**The problem:** Each line of the listing that includes the string "Calls" needs to be located and copied.
--
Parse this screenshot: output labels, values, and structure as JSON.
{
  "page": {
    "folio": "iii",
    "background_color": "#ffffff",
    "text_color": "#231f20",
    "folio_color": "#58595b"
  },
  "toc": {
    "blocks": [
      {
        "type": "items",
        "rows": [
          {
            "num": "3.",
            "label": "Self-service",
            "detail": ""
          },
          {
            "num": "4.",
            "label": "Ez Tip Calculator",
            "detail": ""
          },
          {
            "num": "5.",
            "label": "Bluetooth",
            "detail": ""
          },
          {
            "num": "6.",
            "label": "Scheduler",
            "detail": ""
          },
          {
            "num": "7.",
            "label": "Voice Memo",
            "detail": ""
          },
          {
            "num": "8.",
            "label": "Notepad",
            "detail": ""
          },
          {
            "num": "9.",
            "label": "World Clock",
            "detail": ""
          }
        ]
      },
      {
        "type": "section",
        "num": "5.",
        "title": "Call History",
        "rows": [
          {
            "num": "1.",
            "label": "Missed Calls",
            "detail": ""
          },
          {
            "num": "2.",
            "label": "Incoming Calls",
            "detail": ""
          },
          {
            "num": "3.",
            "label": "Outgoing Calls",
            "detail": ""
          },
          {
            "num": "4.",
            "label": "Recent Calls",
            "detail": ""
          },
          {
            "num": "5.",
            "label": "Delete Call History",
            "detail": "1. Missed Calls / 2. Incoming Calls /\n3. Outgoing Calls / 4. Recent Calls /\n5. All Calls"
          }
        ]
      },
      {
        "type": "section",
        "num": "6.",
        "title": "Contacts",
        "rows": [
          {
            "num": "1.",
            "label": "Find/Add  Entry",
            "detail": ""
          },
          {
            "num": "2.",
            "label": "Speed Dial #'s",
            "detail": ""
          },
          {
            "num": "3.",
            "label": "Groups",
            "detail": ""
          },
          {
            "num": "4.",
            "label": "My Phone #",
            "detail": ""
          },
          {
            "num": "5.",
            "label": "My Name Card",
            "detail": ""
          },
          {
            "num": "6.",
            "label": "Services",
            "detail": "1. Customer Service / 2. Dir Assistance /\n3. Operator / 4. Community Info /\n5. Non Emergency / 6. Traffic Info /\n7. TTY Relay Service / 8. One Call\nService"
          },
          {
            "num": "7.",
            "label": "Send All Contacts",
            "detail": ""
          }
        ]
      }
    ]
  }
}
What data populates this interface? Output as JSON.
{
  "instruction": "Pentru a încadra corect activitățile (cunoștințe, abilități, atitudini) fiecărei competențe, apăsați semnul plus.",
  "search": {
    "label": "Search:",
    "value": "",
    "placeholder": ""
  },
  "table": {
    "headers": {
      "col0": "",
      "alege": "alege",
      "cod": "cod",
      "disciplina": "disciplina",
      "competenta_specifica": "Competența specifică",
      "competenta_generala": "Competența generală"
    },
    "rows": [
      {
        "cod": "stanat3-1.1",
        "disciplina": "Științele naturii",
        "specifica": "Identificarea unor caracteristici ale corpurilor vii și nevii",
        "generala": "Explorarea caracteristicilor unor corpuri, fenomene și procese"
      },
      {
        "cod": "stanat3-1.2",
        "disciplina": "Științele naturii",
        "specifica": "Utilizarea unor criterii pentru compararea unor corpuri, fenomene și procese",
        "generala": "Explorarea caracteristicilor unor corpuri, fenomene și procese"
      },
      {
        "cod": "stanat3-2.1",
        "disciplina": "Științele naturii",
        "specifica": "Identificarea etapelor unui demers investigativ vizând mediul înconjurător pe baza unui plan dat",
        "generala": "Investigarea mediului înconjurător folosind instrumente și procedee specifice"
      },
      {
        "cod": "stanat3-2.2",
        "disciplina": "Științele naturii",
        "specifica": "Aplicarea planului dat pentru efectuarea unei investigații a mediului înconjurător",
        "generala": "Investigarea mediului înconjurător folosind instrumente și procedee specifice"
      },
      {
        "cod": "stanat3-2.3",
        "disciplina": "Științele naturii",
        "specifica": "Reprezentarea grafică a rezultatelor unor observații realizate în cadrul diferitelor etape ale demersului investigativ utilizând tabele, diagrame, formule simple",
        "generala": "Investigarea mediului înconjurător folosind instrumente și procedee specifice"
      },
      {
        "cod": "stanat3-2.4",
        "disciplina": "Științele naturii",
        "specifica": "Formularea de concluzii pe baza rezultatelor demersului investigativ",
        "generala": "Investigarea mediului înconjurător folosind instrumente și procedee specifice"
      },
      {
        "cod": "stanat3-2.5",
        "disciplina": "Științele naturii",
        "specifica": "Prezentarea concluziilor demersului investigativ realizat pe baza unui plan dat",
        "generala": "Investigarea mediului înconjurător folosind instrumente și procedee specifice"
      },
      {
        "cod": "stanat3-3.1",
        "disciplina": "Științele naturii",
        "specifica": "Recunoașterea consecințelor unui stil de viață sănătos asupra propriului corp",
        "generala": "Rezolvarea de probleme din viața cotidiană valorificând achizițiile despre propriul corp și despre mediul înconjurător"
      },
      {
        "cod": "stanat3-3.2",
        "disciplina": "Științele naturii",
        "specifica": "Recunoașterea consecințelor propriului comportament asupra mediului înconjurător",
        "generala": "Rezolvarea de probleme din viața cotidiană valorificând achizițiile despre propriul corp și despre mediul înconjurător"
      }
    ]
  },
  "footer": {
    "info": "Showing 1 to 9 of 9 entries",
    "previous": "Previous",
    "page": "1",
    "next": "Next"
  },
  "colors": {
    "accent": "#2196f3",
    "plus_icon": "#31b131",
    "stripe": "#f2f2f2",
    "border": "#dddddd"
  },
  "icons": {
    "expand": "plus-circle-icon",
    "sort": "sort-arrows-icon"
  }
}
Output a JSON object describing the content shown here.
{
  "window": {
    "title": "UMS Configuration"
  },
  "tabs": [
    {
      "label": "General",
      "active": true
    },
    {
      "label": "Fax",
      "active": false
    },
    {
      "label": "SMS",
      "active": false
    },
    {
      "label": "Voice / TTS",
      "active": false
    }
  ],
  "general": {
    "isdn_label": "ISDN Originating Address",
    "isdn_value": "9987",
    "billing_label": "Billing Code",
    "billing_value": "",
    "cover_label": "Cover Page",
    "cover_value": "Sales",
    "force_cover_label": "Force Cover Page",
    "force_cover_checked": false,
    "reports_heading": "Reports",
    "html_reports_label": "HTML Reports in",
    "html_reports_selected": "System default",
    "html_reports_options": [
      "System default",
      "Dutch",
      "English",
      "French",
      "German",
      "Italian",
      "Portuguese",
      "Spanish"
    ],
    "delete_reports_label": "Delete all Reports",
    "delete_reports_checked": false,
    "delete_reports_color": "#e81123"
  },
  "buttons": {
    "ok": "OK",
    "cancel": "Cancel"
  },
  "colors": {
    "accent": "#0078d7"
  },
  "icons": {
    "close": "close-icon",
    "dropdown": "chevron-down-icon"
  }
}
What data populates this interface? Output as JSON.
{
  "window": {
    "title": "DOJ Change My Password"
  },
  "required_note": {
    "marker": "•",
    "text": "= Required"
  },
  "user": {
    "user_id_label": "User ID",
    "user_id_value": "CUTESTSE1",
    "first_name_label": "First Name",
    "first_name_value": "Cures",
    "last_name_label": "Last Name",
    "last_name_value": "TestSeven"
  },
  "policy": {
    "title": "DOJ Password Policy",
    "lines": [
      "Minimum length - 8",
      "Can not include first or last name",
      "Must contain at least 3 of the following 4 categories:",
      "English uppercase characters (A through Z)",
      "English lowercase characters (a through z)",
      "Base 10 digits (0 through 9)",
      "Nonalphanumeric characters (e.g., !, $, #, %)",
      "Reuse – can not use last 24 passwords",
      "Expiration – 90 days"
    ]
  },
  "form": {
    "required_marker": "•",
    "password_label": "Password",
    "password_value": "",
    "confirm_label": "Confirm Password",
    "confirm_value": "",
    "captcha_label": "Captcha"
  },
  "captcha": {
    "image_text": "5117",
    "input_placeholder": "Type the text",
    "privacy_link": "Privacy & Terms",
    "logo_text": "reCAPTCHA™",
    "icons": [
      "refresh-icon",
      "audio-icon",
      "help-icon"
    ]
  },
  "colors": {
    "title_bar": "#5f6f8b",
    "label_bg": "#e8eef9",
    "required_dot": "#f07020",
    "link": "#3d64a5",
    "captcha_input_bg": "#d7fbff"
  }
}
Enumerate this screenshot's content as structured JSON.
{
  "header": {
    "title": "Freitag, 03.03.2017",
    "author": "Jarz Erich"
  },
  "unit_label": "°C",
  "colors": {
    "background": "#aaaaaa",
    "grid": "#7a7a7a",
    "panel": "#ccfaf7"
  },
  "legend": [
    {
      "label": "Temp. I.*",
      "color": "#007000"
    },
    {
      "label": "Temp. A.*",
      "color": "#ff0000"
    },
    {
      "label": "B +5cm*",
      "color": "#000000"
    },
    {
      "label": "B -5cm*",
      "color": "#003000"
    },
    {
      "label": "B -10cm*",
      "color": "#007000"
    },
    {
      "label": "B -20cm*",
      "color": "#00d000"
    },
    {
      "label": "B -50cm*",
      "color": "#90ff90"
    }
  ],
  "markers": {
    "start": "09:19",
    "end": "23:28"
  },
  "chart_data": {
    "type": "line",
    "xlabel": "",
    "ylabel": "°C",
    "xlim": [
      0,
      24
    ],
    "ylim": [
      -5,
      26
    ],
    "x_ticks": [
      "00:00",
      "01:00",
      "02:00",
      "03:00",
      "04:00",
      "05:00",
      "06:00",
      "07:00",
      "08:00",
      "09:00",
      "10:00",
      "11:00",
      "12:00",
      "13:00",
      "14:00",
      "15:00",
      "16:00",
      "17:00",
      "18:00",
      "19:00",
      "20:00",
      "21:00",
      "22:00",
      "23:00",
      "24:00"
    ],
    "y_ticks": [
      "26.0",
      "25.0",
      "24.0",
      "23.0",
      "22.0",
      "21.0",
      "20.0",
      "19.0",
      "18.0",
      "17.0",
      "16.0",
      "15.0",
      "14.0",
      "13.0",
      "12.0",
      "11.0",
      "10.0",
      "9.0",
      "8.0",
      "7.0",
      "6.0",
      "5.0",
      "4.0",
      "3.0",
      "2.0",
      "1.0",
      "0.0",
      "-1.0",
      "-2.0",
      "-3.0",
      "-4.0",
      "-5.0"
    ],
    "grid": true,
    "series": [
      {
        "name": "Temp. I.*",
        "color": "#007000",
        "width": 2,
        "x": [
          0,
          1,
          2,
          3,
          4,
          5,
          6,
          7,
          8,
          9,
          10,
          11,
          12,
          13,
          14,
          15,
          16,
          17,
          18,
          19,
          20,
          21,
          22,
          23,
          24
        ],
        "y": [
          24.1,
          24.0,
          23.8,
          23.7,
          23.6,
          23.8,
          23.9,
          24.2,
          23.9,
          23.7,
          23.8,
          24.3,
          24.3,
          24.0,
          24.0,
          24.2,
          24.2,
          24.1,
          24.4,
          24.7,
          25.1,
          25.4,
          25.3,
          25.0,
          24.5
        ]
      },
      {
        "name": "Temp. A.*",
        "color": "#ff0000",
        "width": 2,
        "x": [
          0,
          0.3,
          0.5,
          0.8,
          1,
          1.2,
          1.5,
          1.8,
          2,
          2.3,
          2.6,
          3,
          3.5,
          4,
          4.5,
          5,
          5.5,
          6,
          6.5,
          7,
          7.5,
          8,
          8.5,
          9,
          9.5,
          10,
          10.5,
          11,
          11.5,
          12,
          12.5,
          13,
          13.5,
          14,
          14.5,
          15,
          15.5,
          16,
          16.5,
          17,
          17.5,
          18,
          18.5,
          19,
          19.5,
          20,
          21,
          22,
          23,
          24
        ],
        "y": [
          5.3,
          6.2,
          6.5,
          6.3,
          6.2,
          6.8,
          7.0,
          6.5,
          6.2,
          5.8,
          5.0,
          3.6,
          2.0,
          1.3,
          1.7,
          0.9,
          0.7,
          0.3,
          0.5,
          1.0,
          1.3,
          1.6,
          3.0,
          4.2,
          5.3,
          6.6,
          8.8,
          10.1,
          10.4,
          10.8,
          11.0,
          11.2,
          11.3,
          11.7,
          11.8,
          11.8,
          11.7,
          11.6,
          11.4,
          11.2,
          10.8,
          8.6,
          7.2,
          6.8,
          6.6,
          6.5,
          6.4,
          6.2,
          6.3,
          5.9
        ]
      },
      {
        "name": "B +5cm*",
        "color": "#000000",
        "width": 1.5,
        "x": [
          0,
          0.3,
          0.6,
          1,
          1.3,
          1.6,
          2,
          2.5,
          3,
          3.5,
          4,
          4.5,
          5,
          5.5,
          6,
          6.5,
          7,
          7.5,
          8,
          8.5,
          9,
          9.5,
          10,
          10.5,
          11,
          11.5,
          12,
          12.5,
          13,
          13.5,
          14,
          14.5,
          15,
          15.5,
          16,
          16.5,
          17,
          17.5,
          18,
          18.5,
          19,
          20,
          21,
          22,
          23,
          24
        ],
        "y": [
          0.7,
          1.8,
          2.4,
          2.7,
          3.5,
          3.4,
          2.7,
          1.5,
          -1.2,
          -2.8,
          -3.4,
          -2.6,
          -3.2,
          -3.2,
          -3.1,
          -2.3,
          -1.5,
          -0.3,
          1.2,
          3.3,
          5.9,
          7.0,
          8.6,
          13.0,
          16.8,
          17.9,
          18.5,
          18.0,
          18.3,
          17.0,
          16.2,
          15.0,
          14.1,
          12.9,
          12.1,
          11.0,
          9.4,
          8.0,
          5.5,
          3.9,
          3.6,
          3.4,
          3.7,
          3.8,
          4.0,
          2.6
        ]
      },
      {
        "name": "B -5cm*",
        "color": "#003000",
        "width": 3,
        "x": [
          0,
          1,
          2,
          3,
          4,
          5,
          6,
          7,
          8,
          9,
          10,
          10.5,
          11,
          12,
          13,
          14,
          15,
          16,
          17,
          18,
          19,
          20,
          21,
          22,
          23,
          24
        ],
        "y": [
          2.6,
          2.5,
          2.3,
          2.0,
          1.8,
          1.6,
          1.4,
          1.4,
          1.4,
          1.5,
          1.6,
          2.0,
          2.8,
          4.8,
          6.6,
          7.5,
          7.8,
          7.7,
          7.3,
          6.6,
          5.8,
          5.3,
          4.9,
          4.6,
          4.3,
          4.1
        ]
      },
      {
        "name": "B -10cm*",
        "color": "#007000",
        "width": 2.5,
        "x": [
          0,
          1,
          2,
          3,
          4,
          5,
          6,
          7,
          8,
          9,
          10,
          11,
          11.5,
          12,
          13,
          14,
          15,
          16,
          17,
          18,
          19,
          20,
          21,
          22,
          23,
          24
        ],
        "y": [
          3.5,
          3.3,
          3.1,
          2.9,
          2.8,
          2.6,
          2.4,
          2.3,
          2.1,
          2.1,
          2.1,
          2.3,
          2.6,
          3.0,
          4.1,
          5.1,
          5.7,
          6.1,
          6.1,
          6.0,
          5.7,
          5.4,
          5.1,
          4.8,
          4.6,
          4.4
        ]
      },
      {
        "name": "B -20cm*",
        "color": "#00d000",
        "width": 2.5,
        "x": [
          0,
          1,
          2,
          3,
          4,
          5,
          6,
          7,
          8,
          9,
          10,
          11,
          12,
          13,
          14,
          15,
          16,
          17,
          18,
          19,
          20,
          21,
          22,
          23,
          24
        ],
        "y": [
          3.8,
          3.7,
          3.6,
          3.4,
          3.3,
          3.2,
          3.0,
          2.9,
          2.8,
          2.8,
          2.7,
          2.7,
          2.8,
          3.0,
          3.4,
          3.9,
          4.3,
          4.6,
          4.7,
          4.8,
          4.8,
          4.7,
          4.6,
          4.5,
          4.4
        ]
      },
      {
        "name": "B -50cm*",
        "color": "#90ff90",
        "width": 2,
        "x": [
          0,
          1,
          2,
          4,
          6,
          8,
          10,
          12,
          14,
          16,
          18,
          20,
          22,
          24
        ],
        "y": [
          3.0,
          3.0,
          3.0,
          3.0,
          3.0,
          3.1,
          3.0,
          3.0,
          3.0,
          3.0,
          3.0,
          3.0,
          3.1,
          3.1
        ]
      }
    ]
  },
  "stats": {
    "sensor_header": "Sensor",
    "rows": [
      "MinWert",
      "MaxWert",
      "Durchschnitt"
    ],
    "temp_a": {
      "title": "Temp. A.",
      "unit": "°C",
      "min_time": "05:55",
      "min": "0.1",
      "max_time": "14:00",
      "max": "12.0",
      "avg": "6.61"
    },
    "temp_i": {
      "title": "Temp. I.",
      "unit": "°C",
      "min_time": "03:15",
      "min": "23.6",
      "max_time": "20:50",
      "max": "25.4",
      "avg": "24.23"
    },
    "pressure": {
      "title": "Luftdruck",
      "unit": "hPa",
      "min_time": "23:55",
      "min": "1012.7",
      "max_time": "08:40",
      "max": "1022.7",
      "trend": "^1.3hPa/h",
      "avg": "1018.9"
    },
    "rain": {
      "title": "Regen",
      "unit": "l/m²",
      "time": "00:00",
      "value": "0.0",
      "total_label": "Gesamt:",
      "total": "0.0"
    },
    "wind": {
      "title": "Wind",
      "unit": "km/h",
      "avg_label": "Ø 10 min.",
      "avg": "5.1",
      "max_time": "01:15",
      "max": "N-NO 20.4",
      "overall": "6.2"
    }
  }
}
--
**Expected output:**
            "label": "Missed Calls",
            "label": "Incoming Calls",
            "label": "Outgoing Calls",
            "label": "Recent Calls",
            "detail": "1. Missed Calls / 2. Incoming Calls /\n3. Outgoing Calls / 4. Recent Calls /\n5. All Calls"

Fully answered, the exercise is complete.